Publication Date: 2016.
Chagas disease or American trypanosomiasis, is a potentially life-threatening illness caused by the protozoan parasite, Trypanosoma cruzi. Once known as an endemic health problem of poor rural populations in Latin American countries, it has now spread worldwide. The parasite is transmitted by triatomine bugs, of which Rhodnius prolixus (Hemiptera, Reduviidae, Triatominae) is one of the vectors and a model organism. This species occurs mainly in Central and South American countries where the disease is endemic. Disease prevention focuses on vector control programs that, in general, rely intensely on insecticide use. However, the massive use of chemical insecticides can lead to resistance. One of the major mechanisms is known as metabolic resistance that is associated with an increase in the expression or activity of detoxification genes. Three of the enzyme families that are involved in this process – carboxylesterases (CCE), glutathione s-transferases (GST) and cytochrome P450s (CYP) – are analyzed in the R. prolixus genome. A similar set of detoxification genes to those of the Hemipteran Acyrthosiphon pisum but smaller than in most dipteran species was found in R. prolixus genome. All major CCE classes (43 genes found) are present but the pheromone/hormone processing class had fewer genes than usual. One main expansion was detected on the detoxification/dietary class. The phosphotriesterase family, recently associated with insecticide resistance, was also represented with one gene. One microsomal GST gene was found and the cytosolic GST gene count (14 genes) is extremely low when compared to the other hemipteran species with sequenced genomes. However, this is similar to Apis mellifera, a species known for its deficit in detoxification genes. In R. prolixus 88 CYP genes were found, with representatives in the four clans (CYP2, CYP3, CYP4 and mitochondrial) usually found in insects. R. prolixus seems to have smaller species-specific expansions of CYP genes than mosquitoes and beetles, among others. The number of R. prolixus CYP genes is similar to the hemipteran Ac. pisum, although with a bigger expansion in CYP3 and CYP4 clans, along with several gene fragments, mostly in CYP4 clan. Eleven founding members of new families were detected, consisting of ten genes in the CYP3 clan and 1 gene in the CYP4 clan. Members of these clans were proposed to have important detoxification roles in insects. The identification of CCE, GST and CYP genes is of utmost importance for directing detoxification studies on triatomines that can help insecticide management strategies in control programs.
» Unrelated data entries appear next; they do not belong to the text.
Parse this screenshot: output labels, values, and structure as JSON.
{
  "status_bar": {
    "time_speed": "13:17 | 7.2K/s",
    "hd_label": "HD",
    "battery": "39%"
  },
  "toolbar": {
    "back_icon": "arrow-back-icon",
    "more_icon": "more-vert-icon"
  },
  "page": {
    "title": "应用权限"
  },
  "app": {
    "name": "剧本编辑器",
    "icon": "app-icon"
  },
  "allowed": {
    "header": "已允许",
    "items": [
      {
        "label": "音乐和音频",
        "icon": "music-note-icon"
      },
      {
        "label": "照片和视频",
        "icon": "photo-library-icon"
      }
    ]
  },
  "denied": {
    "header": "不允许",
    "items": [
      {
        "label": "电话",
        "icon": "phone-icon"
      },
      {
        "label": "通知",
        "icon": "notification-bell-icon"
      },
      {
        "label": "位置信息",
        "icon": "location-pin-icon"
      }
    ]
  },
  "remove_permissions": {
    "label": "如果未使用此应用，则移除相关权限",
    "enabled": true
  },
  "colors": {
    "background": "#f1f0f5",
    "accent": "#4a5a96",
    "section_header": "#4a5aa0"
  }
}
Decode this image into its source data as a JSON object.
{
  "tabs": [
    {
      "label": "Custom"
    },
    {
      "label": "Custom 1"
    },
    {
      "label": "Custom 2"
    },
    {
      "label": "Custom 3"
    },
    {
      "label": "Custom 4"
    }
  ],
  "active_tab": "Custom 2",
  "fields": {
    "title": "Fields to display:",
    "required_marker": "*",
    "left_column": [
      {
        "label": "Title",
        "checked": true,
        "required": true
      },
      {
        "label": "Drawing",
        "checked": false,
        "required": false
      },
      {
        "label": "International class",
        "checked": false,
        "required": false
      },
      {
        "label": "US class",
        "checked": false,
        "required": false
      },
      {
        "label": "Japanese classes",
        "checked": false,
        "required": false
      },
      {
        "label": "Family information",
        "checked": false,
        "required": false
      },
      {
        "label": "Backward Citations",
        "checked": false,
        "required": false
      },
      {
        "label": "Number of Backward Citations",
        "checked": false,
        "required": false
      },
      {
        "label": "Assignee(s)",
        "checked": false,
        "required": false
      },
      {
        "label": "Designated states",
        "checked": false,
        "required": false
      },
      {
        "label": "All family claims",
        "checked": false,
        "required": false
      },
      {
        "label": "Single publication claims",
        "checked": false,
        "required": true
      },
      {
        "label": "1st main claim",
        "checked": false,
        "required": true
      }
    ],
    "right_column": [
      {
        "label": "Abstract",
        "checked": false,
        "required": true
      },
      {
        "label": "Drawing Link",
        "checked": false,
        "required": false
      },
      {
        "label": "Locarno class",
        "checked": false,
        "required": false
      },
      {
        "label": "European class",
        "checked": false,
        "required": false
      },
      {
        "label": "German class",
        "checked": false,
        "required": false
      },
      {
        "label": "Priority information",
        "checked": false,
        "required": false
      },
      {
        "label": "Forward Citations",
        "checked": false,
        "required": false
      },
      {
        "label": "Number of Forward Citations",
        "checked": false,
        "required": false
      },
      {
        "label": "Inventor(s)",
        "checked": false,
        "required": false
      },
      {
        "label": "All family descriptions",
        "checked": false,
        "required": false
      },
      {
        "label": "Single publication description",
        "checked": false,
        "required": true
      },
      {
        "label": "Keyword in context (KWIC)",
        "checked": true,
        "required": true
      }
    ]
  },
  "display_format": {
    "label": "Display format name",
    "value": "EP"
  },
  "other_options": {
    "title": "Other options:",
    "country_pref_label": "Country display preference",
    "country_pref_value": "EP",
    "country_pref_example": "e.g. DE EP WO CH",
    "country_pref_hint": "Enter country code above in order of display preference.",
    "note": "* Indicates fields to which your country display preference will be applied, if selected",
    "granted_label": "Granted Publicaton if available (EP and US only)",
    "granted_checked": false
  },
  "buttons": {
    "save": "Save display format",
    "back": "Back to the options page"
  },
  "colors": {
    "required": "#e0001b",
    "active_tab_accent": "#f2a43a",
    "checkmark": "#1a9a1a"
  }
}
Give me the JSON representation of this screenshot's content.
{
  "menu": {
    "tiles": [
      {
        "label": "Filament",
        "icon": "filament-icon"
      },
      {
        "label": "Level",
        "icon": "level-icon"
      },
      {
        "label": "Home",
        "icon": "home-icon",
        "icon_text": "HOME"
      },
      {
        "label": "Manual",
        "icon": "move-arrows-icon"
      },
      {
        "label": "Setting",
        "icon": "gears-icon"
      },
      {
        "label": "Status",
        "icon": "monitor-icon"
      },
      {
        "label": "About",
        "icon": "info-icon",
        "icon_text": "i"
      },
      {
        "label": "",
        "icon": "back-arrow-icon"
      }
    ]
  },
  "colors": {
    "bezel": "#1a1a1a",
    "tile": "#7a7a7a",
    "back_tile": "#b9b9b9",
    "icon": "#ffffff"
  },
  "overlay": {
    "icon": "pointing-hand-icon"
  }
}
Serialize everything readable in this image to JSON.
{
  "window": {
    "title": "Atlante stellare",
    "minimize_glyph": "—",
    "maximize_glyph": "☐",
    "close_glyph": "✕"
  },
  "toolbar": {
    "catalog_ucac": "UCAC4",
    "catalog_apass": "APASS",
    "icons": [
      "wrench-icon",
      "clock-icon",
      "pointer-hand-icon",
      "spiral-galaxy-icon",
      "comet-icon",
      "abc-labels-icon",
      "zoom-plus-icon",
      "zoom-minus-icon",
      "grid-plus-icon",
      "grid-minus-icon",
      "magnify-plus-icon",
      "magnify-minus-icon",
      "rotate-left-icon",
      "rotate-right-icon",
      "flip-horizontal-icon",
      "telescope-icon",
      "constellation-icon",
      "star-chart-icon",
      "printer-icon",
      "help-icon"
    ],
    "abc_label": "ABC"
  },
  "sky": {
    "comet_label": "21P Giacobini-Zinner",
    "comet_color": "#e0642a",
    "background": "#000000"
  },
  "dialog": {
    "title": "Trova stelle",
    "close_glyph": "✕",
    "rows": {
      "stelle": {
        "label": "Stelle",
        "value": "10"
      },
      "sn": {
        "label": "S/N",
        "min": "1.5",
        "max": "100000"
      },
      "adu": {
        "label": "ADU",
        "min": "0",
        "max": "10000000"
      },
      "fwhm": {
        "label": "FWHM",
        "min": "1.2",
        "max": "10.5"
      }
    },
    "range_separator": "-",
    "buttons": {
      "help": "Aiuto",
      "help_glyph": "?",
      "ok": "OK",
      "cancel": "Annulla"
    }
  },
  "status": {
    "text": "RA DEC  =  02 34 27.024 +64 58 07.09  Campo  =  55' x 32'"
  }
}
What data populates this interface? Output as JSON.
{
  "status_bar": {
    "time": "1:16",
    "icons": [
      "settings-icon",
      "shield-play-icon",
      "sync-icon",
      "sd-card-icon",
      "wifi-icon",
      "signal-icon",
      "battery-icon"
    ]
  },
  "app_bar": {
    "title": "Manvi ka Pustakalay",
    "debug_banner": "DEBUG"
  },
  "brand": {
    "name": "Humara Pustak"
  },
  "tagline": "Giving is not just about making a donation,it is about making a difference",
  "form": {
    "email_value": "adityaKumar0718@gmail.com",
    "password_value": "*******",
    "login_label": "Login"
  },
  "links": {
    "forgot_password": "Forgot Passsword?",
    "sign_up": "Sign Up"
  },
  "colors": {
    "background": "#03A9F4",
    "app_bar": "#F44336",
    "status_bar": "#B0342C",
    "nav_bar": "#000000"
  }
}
Author affiliation: Schama, Renata. Instituto Oswaldo Cruz; Brasil
Author affiliation: Pedrini, Nicolás. Consejo Nacional de Investigaciones Científicas y Técnicas. Centro Científico Tecnológico Conicet - La Plata. Instituto de Investigaciones Bioquímicas de La Plata "Prof. Dr. Rodolfo R. Brenner". Universidad Nacional de la Plata. Facultad de Ciencias Médicas. Instituto de Investigaciones Bioquímicas de La Plata ; Argentina
Author affiliation: Juarez, Marta Patricia. Consejo Nacional de Investigaciones Científicas y Técnicas. Centro Científico Tecnológico Conicet - La Plata. Instituto de Investigaciones Bioquímicas de La Plata "Prof. Dr. Rodolfo R. Brenner". Universidad Nacional de la Plata. Facultad de Ciencias Médicas. Instituto de Investigaciones Bioquímicas de La Plata ; Argentina
Author affiliation: Nelson, David R.. University of Tennessee; Estados Unidos
Author affiliation: Torres, André. Instituto Oswaldo Cruz; Brasil
Author affiliation: Valle, Denise. Instituto Oswaldo Cruz; Brasil
Author affiliation: Mesquita, Rafael D.. Universidade Federal do Rio de Janeiro; Brasil. Instituto Nacional de Ciência e Tecnologia em Entomologia Molecular; Brasil
Repository: CONICET Digital (CONICET). Consejo Nacional de Investigaciones Científicas y Técnicas